TRY IT: Your job is to copy every record exactly.

[Records drawn from a dataset]

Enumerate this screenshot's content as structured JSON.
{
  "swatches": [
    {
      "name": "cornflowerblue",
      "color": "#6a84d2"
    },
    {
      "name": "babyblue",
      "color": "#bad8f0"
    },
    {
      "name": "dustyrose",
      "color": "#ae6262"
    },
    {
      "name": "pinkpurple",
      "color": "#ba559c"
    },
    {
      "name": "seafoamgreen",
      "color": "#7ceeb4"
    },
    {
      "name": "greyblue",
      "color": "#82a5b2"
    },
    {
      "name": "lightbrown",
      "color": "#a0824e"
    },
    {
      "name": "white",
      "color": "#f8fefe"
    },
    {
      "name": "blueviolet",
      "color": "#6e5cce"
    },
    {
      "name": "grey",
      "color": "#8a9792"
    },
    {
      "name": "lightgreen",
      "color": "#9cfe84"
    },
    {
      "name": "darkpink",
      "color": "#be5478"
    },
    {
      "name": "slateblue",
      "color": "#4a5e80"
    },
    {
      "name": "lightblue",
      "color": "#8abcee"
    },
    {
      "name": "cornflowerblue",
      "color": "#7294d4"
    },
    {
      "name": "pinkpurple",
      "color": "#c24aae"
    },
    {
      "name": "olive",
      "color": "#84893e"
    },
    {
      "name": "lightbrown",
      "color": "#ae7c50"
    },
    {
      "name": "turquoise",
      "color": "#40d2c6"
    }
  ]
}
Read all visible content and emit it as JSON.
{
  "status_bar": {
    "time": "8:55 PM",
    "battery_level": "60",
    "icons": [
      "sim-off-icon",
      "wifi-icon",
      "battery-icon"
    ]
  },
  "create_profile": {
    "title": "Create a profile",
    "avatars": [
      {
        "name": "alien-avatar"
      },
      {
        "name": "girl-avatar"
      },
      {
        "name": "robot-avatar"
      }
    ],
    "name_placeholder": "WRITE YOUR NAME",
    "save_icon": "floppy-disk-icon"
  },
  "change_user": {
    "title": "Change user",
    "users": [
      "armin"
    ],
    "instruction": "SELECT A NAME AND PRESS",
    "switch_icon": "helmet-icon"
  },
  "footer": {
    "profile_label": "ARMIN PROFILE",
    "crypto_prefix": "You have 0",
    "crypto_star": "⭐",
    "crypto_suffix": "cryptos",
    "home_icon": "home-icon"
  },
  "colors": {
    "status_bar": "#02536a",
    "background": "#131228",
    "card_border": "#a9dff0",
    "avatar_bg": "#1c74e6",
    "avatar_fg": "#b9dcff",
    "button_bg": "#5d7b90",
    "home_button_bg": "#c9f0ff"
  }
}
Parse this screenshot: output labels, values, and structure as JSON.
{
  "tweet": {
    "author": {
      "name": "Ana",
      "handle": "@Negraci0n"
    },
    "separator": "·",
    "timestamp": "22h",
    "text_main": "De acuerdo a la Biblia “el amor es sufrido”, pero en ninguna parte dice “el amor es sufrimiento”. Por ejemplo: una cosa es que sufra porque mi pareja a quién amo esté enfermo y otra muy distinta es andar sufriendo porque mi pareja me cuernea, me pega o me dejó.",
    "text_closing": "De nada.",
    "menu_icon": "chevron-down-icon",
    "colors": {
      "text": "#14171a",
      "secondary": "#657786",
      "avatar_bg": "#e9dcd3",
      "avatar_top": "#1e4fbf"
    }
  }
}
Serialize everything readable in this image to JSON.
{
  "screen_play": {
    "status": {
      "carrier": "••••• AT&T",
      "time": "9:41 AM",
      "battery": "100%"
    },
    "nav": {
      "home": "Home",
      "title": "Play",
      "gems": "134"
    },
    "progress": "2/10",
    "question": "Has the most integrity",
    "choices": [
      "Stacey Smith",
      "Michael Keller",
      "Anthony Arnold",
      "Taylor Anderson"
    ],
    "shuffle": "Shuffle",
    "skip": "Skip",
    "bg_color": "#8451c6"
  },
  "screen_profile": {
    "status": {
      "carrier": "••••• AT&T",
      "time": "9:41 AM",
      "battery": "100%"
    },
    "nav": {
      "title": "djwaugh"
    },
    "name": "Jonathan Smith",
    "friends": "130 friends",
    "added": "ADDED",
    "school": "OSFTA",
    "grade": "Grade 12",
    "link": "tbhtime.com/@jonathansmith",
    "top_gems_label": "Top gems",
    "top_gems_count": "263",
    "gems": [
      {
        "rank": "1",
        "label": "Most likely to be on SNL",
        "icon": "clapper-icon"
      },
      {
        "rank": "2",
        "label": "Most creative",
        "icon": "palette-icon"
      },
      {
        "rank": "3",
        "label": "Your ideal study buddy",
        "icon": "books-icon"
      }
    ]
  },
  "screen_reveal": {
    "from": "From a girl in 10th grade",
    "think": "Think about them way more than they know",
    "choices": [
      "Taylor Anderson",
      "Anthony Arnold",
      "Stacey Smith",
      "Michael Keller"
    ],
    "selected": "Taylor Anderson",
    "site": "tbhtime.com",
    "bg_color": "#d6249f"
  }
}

RESPONSE BELOW:
Enumerate this screenshot's content as structured JSON.
{
  "swatches": [
    {
      "name": "cornflowerblue",
      "color": "#6a84d2"
    },
    {
      "name": "babyblue",
      "color": "#bad8f0"
    },
    {
      "name": "dustyrose",
      "color": "#ae6262"
    },
    {
      "name": "pinkpurple",
      "color": "#ba559c"
    },
    {
      "name": "seafoamgreen",
      "color": "#7ceeb4"
    },
    {
      "name": "greyblue",
      "color": "#82a5b2"
    },
    {
      "name": "lightbrown",
      "color": "#a0824e"
    },
    {
      "name": "white",
      "color": "#f8fefe"
    },
    {
      "name": "blueviolet",
      "color": "#6e5cce"
    },
    {
      "name": "grey",
      "color": "#8a9792"
    },
    {
      "name": "lightgreen",
      "color": "#9cfe84"
    },
    {
      "name": "darkpink",
      "color": "#be5478"
    },
    {
      "name": "slateblue",
      "color": "#4a5e80"
    },
    {
      "name": "lightblue",
      "color": "#8abcee"
    },
    {
      "name": "cornflowerblue",
      "color": "#7294d4"
    },
    {
      "name": "pinkpurple",
      "color": "#c24aae"
    },
    {
      "name": "olive",
      "color": "#84893e"
    },
    {
      "name": "lightbrown",
      "color": "#ae7c50"
    },
    {
      "name": "turquoise",
      "color": "#40d2c6"
    }
  ]
}
Read all visible content and emit it as JSON.
{
  "status_bar": {
    "time": "8:55 PM",
    "battery_level": "60",
    "icons": [
      "sim-off-icon",
      "wifi-icon",
      "battery-icon"
    ]
  },
  "create_profile": {
    "title": "Create a profile",
    "avatars": [
      {
        "name": "alien-avatar"
      },
      {
        "name": "girl-avatar"
      },
      {
        "name": "robot-avatar"
      }
    ],
    "name_placeholder": "WRITE YOUR NAME",
    "save_icon": "floppy-disk-icon"
  },
  "change_user": {
    "title": "Change user",
    "users": [
      "armin"
    ],
    "instruction": "SELECT A NAME AND PRESS",
    "switch_icon": "helmet-icon"
  },
  "footer": {
    "profile_label": "ARMIN PROFILE",
    "crypto_prefix": "You have 0",
    "crypto_star": "⭐",
    "crypto_suffix": "cryptos",
    "home_icon": "home-icon"
  },
  "colors": {
    "status_bar": "#02536a",
    "background": "#131228",
    "card_border": "#a9dff0",
    "avatar_bg": "#1c74e6",
    "avatar_fg": "#b9dcff",
    "button_bg": "#5d7b90",
    "home_button_bg": "#c9f0ff"
  }
}
Parse this screenshot: output labels, values, and structure as JSON.
{
  "tweet": {
    "author": {
      "name": "Ana",
      "handle": "@Negraci0n"
    },
    "separator": "·",
    "timestamp": "22h",
    "text_main": "De acuerdo a la Biblia “el amor es sufrido”, pero en ninguna parte dice “el amor es sufrimiento”. Por ejemplo: una cosa es que sufra porque mi pareja a quién amo esté enfermo y otra muy distinta es andar sufriendo porque mi pareja me cuernea, me pega o me dejó.",
    "text_closing": "De nada.",
    "menu_icon": "chevron-down-icon",
    "colors": {
      "text": "#14171a",
      "secondary": "#657786",
      "avatar_bg": "#e9dcd3",
      "avatar_top": "#1e4fbf"
    }
  }
}
Serialize everything readable in this image to JSON.
{
  "screen_play": {
    "status": {
      "carrier": "••••• AT&T",
      "time": "9:41 AM",
      "battery": "100%"
    },
    "nav": {
      "home": "Home",
      "title": "Play",
      "gems": "134"
    },
    "progress": "2/10",
    "question": "Has the most integrity",
    "choices": [
      "Stacey Smith",
      "Michael Keller",
      "Anthony Arnold",
      "Taylor Anderson"
    ],
    "shuffle": "Shuffle",
    "skip": "Skip",
    "bg_color": "#8451c6"
  },
  "screen_profile": {
    "status": {
      "carrier": "••••• AT&T",
      "time": "9:41 AM",
      "battery": "100%"
    },
    "nav": {
      "title": "djwaugh"
    },
    "name": "Jonathan Smith",
    "friends": "130 friends",
    "added": "ADDED",
    "school": "OSFTA",
    "grade": "Grade 12",
    "link": "tbhtime.com/@jonathansmith",
    "top_gems_label": "Top gems",
    "top_gems_count": "263",
    "gems": [
      {
        "rank": "1",
        "label": "Most likely to be on SNL",
        "icon": "clapper-icon"
      },
      {
        "rank": "2",
        "label": "Most creative",
        "icon": "palette-icon"
      },
      {
        "rank": "3",
        "label": "Your ideal study buddy",
        "icon": "books-icon"
      }
    ]
  },
  "screen_reveal": {
    "from": "From a girl in 10th grade",
    "think": "Think about them way more than they know",
    "choices": [
      "Taylor Anderson",
      "Anthony Arnold",
      "Stacey Smith",
      "Michael Keller"
    ],
    "selected": "Taylor Anderson",
    "site": "tbhtime.com",
    "bg_color": "#d6249f"
  }
}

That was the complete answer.